SA must drive own markets
Trade and industry director-general Lionel October says a larger black middle class can save the economy
Agrowing middle class would take South Africa on a new growth path of domestic demand and rescue the economy from the “mineral resources and low wages trap”, according to trade and industry director-general Lionel October. It is crunch time for the country to come up with solid proposals for economic growth and job creation, or face a deepening crisis.
In an interview with City Press, October said the answer lay in accelerating BEE to grow the black middle class. He said it was important to seriously consider raising the incomes of lowerearning groups.
“Once you stimulate them, you no longer rely on [outside countries buying from us], but we are instead driven by our own markets,” said October, with a sentiment that could be read as support for the national minimum wage.
“The problem is that we have a lot of debates about solutions, and the blame game is very strong in South Africa. Some claim business is unpatriotic, government is corrupt and the unions are stoking labour unrest. We must have a common analysis of our core problem.
“I think we are stuck in a resource and lowwage trap. We have been relying on mineral resources for exports and low wages. Those two things have led to inequality in South Africa and the lack of a big black middle class.”
October said developed countries that had relied on resources – such as the US, UK, Australia and Canada – had raised the wage levels of workers and created a middle class.
“Once their resource booms were over, their economies were driven by domestic demand and a rising middle class.
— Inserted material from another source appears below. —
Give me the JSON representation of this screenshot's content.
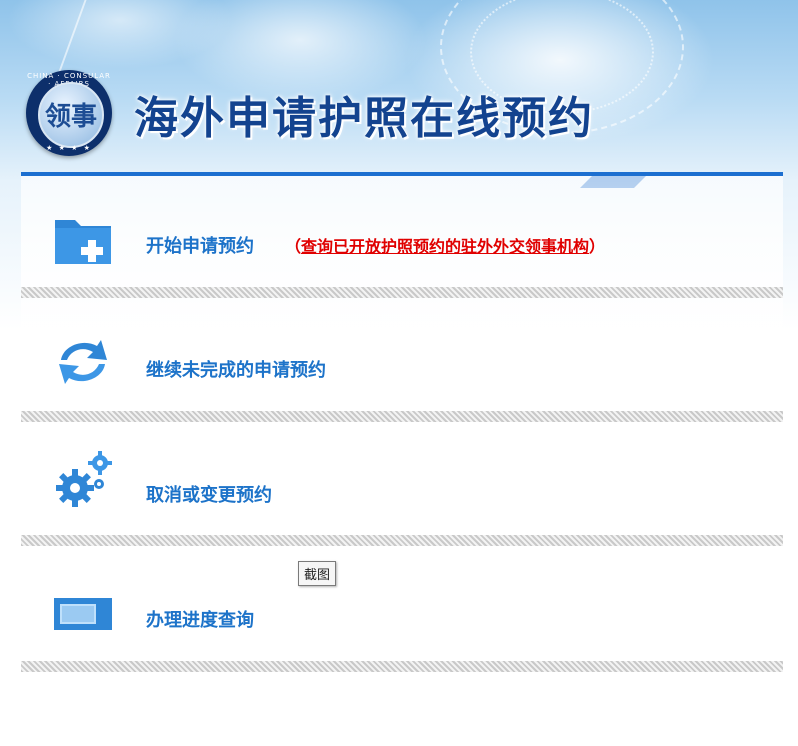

They no longer relied on external demand.”
He said this explained why the US was growing so strongly – it was “driven by domestic demand and consumption, as well as middle class spending. Australia and Canada can continue to grow because consumers are spending.”
However, South Africa had built and stayed in a trap, in which it relied on mineral exports and low wages.
“Thus, inequality is high. We do not have higher incomes to drive growth. Nobody buys the output from manufacturing because the demand is low,” he said.
October, however, also said South Africa was still the biggest recipient of foreign direct investment (FDI) on the continent.
“Sure, there is hot money flowing out, like bonds and equities, and it is a global phenomenon,” said October.
But he said, our FDI picture was positive overall. As an example, he cited new investments by companies such as Johnson & Johnson and Unilever.
“But the problem is, because of the lens through which we look at South Africa, we refuse to acknowledge our own success and what people call black excellence. Because it is coming from us, it cannot be true,” he said.
He said there was an expectation that South Africa should be failing, and therefore FDI could not be increasing.
“We have to break that narrative of negativity. There is a positive story to tell. It is not made up. Our long-term potential is great.”
At the end of last year, the automotive industry raked in up to R20 billion, adding to its total contribution of R100 billion in exports a year.
“It is only going to be growing massively,” October said, adding that the industry was an “absolute South African success story”.
Government had also turned around and stabilised the clothing, textile and leather industry – following years of job losses as a result of cheap imports. The industry had created more than 6 000 jobs last year and 23 new leather factories had opened their doors.
October said the achievement was “a major success story in the most difficult industry”.
“If you can turn around clothing and textiles, then you can turn around any industry,” he said, attributing the improvement to the work of Trade and Industry Minister Rob Davies.
South Africa’s film industry was also recording higher numbers, said October.
“We have become the Mecca for film making, from almost nothing 10 years ago. You go to Cape Town every day, or Johannesburg, and somebody is making a movie. We have built a film industry.”
In terms of the services sector, October said the country had seen call centres for major companies coming to the country, including for Amazon, Facebook and Barclays.
“Everybody has set up massive call centres, employing between 3 000 and 5 000 people.”
He said the prospects of South Africa’s economy looked positive because “we are the most sophisticated economy on the continent, and we are more diversified”.